My mother grew up in rural Việt Nam. I can’t say that she was raised there because both her parents died by the time she was 11. Like many of those around her, her upbringing was beyond poor. In this patriarchal society, she wasn’t given an opportunity for an education past primary school, instead forced by circumstance to work. During the short period she was in school, she experienced a bomb exploding and witnessed her classmates dying before her eyes.
At 30 or so, she risked her life, left everything, and escaped by boat alongside her one-year-old son, husband, and a few family members. She arrived at a refugee camp in the Philippines, where she had another son. Because my Dad fought for the South, my family was allowed to immigrate to America. There, they had another son, and then me, their only daughter.
I, on the otherhand, was raised in America. When I was 6, my Dad died. Food stamps and housing assistance kept us afloat. My mom worked multiple jobs to support and shed us of government assistance. I was continually encouraged to pursue an education, jumping into GATE and magnet programs before making my way through Cal.
At 27, I moved to Cambodia by way of plane so I could learn more about the ways of the world. I had a suitcase with all my necessities, a decent living situation, and a community for support. I only had myself to look after.
In Cambodia, I see that people are poor. Many rural families don’t have electricity. Floating villages rely on the sullied water they live on for cooking, cleaning, and waste disposal. Education is not for all, as poor children are pulled out of school and forced by circumstance to work. In school, it is not uncommon for teachers to demand small bribes from students due to low wages. While young men can pursue higher education by living in temples during school, young women do not have such an option. That’s why the Harpswell Foundation exists.
Mom, was this how life was like for you in Việt Nam?
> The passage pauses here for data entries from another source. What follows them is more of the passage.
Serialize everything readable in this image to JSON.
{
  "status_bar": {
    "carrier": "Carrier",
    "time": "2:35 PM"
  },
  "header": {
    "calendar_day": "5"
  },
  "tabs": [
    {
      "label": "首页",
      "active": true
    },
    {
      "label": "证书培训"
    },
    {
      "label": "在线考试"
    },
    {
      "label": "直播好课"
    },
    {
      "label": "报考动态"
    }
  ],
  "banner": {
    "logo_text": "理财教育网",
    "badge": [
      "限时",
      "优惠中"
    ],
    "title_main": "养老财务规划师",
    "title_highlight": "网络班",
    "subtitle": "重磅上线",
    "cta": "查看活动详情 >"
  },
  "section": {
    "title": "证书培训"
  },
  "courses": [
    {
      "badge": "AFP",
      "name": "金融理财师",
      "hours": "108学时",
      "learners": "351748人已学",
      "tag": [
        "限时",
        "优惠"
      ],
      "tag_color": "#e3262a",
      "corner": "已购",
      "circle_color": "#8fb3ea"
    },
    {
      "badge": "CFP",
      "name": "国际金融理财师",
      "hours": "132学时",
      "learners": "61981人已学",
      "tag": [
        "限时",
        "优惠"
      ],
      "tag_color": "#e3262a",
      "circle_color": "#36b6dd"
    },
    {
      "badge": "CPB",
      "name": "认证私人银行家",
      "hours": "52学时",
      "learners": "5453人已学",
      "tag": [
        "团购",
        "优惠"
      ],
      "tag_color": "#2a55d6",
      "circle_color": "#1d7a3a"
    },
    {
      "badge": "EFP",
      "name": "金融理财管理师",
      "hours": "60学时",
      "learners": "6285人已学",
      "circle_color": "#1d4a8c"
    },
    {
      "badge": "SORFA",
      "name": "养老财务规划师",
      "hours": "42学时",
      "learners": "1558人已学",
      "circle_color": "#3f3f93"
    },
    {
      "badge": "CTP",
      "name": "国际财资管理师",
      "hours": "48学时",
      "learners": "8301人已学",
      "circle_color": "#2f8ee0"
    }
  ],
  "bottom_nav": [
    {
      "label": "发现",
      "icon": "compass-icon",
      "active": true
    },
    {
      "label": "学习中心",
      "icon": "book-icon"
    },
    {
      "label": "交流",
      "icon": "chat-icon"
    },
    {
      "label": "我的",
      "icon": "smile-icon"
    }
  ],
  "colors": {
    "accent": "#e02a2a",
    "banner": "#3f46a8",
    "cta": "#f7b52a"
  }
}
When I came to Cambodia, I thought I was just passing through before returning home to America. Now, I have all these questions about where home actually is, where I want it to be. These 7,000+ miles between us have actually brought me closer to my origins and to you in ways that Little Saigon could never do. It’s still in America after all.
Mẹ ơi, next month when I return to Việt Nam for the first time in 9 years for Ba’s đám giỗ at Ông Nôi’s house, I hope you can understand my decision to stay in this region indefinitely. I’m finding my roots to be closer to you and our family. I want to know what it’s like to be surrounded by the music of our native tongue, to continue to see faces that look like mine. I want to have more moments with Grandpa since he’s 93, and I’m not sure if I’ll get that chance again. It’s been way too long since I’ve had Cô Sương’s phở. I want to get to know my cousins, their spouses I’ve never met, their children I didn’t even know existed. I desperately yearn to understand what it’s like to be Vietnamese in Việt Nam.
I know you disagree with me taking my Berkeley brain back to the country you fled from. But in Cambodia, I’ve learned so much about the meaning of family, ancestry, and tradition. Imagine what I’ll learn when I’m actually in the place of our origins. (Okay, maybe I’ll learn nothing and hate it and quickly return to America.)
I’m sorry I can’t celebrate your birthday with you today. Please know that I’m thinking of you and love you very much. Happy Birthday Mẹ thương của con!